* [What you are asked to do]: Give back the full listing, character for character, with no pictures.

* [The data]:

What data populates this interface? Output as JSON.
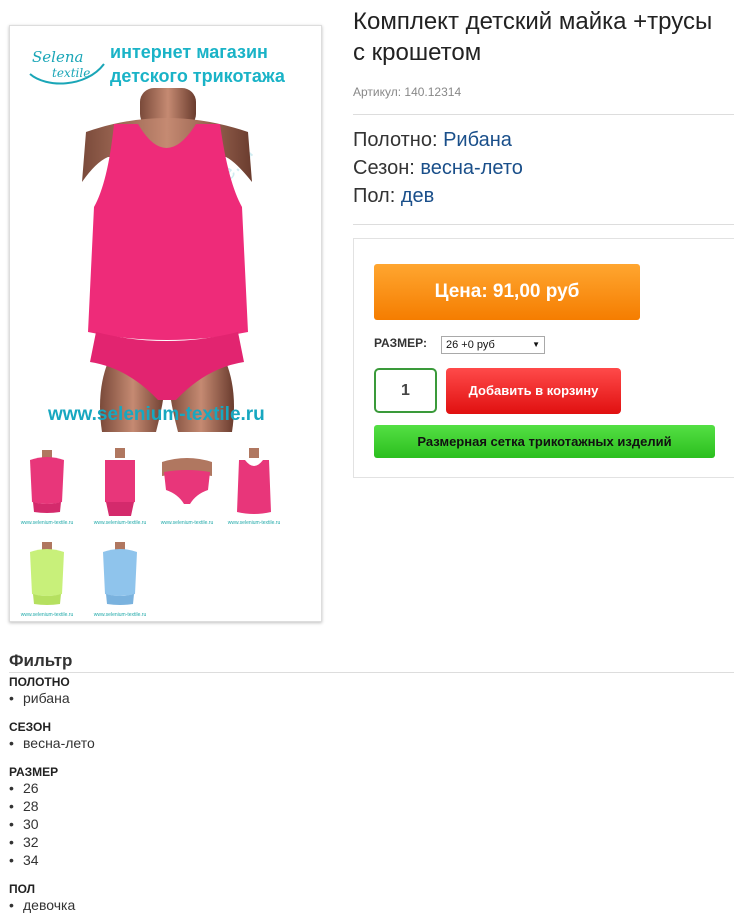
{
  "product": {
    "title": "Комплект детский майка +трусы с крошетом",
    "sku": "Артикул: 140.12314",
    "attributes": [
      {
        "label": "Полотно:",
        "value": "Рибана"
      },
      {
        "label": "Сезон:",
        "value": "весна-лето"
      },
      {
        "label": "Пол:",
        "value": "дев"
      }
    ]
  },
  "gallery": {
    "logo_name": "Selena",
    "logo_sub": "textile",
    "banner_line1": "интернет магазин",
    "banner_line2": "детского трикотажа",
    "site_url": "www.selenium-textile.ru",
    "watermark": "www.selenium-textile.ru",
    "thumb_caption": "www.selenium-textile.ru",
    "thumbnails": [
      {
        "color": "#e8367a",
        "item": "set"
      },
      {
        "color": "#e8367a",
        "item": "set-back"
      },
      {
        "color": "#e8367a",
        "item": "briefs"
      },
      {
        "color": "#e8367a",
        "item": "tank"
      },
      {
        "color": "#c8f07a",
        "item": "set"
      },
      {
        "color": "#8fc4ec",
        "item": "set"
      }
    ],
    "main_color": "#ee2b79"
  },
  "buy": {
    "price_label": "Цена: 91,00 руб",
    "size_label": "РАЗМЕР:",
    "size_selected": "26 +0 руб",
    "quantity": "1",
    "add_to_cart": "Добавить в корзину",
    "size_chart": "Размерная сетка трикотажных изделий"
  },
  "filter": {
    "title": "Фильтр",
    "groups": [
      {
        "title": "ПОЛОТНО",
        "items": [
          "рибана"
        ]
      },
      {
        "title": "СЕЗОН",
        "items": [
          "весна-лето"
        ]
      },
      {
        "title": "РАЗМЕР",
        "items": [
          "26",
          "28",
          "30",
          "32",
          "34"
        ]
      },
      {
        "title": "ПОЛ",
        "items": [
          "девочка"
        ]
      }
    ]
  }
}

* [Result of the exercise]:
What data populates this interface? Output as JSON.
{
  "product": {
    "title": "Комплект детский майка +трусы с крошетом",
    "sku": "Артикул: 140.12314",
    "attributes": [
      {
        "label": "Полотно:",
        "value": "Рибана"
      },
      {
        "label": "Сезон:",
        "value": "весна-лето"
      },
      {
        "label": "Пол:",
        "value": "дев"
      }
    ]
  },
  "gallery": {
    "logo_name": "Selena",
    "logo_sub": "textile",
    "banner_line1": "интернет магазин",
    "banner_line2": "детского трикотажа",
    "site_url": "www.selenium-textile.ru",
    "watermark": "www.selenium-textile.ru",
    "thumb_caption": "www.selenium-textile.ru",
    "thumbnails": [
      {
        "color": "#e8367a",
        "item": "set"
      },
      {
        "color": "#e8367a",
        "item": "set-back"
      },
      {
        "color": "#e8367a",
        "item": "briefs"
      },
      {
        "color": "#e8367a",
        "item": "tank"
      },
      {
        "color": "#c8f07a",
        "item": "set"
      },
      {
        "color": "#8fc4ec",
        "item": "set"
      }
    ],
    "main_color": "#ee2b79"
  },
  "buy": {
    "price_label": "Цена: 91,00 руб",
    "size_label": "РАЗМЕР:",
    "size_selected": "26 +0 руб",
    "quantity": "1",
    "add_to_cart": "Добавить в корзину",
    "size_chart": "Размерная сетка трикотажных изделий"
  },
  "filter": {
    "title": "Фильтр",
    "groups": [
      {
        "title": "ПОЛОТНО",
        "items": [
          "рибана"
        ]
      },
      {
        "title": "СЕЗОН",
        "items": [
          "весна-лето"
        ]
      },
      {
        "title": "РАЗМЕР",
        "items": [
          "26",
          "28",
          "30",
          "32",
          "34"
        ]
      },
      {
        "title": "ПОЛ",
        "items": [
          "девочка"
        ]
      }
    ]
  }
}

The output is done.